Above: ISON emerges from its close encounter with the Sun a white smear, only to grow progressively brighter as it distances itself from our parent star.
Writes Universe Today's Elizabeth Howell (who refers to the comet, most excellently, as "Zombie ISON"):
Talk about the Comeback Kid. After Comet C/2012 S1 ISON rounded the sun yesterday afternoon, professional astronomers around the world looked at the faded debris and concluded it was an "ex-comet." NASA wrapped up an hours-long Google+ Hangout with that news. The European Space Agency declared it was dead on Twitter.
But the remnants — or whatever ISON is now — kept brightening and brightening and brightening in images from the NASA/European Space Agency Solar and Heliospheric Observatory. The pictures are still puzzling astronomers right now, almost a day after ISON's closest encounter with the sun.
What, exactly, is left of ISON remains to be seen. It could be a stream of debris, a flying, "headless" train of dust and ice; or even a particularly tenacious fragment of its formerly intact nucleus. (According to NASA, "late-night analysis from scientists with NASA's Comet ISON Observing Campaign suggest that there is at least a small nucleus intact.") Whatever has become of the comet, some of the latest images released by the Solar and Heliospheric Observatory (SoHO) LASCO instrument (including those at the top of this post) clearly depict that it is, at least, still behaving like a comet. And that, say experts, is very weird.
"Now, in the latest LASCO C3 images, we are seeing something beginning to gradually brighten up again," said astrophysicist Karl Battams, of the U.S. Naval Research Laboratory, in an update to NASA's Comet ISON Observing Campaign (CIOC) blog. "One could almost be forgiven for thinking that there's a comet in the images!"
Gerhard Scwehm, the European Space Agency's head of planetary science, said this morning via ESA's twitter that continued observation is the only way to know for certain if part of ISON's nucleus has survived, and that this will obviously take more time. And what an incredibly valuable time for observation it is. Bad Astronomer Phil Plait encompasses our feelings on the matter perfectly:
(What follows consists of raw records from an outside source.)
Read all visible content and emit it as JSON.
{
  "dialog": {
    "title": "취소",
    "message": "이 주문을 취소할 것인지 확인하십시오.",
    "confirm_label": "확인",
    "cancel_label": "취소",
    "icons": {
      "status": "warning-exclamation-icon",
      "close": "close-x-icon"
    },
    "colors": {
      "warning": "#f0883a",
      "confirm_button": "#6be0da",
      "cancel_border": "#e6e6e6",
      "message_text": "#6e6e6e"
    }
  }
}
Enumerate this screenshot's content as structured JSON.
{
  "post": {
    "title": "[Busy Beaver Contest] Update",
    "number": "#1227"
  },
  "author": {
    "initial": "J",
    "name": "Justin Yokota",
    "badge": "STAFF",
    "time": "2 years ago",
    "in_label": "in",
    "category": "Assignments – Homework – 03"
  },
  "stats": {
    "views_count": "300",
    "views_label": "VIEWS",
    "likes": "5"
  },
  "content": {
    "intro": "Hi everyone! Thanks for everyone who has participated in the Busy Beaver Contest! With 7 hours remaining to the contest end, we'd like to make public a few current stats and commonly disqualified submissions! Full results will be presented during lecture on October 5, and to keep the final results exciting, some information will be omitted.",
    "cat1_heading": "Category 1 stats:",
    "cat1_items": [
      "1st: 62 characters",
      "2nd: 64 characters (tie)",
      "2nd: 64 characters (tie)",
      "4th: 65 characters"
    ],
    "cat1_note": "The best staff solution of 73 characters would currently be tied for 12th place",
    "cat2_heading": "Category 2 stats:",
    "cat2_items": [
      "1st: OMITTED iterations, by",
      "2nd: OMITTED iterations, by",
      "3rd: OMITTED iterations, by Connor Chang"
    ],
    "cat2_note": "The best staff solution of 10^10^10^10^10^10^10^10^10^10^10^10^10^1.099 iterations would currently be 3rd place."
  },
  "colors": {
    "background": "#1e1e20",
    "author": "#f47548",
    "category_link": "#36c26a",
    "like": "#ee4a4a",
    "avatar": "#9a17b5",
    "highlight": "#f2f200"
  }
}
For those keeping score at home, it got bright, then it faded, then it got all smeared out, then it came around the Sun smeared out, and then it seemed to get its act together again. At this point, I refuse to make any further conclusions about this comet; it seems eager to confuse. I've been hearing from comet specialists who are just as baffled… which is fantastic! If we knew what was going on, there'd be nothing more to learn.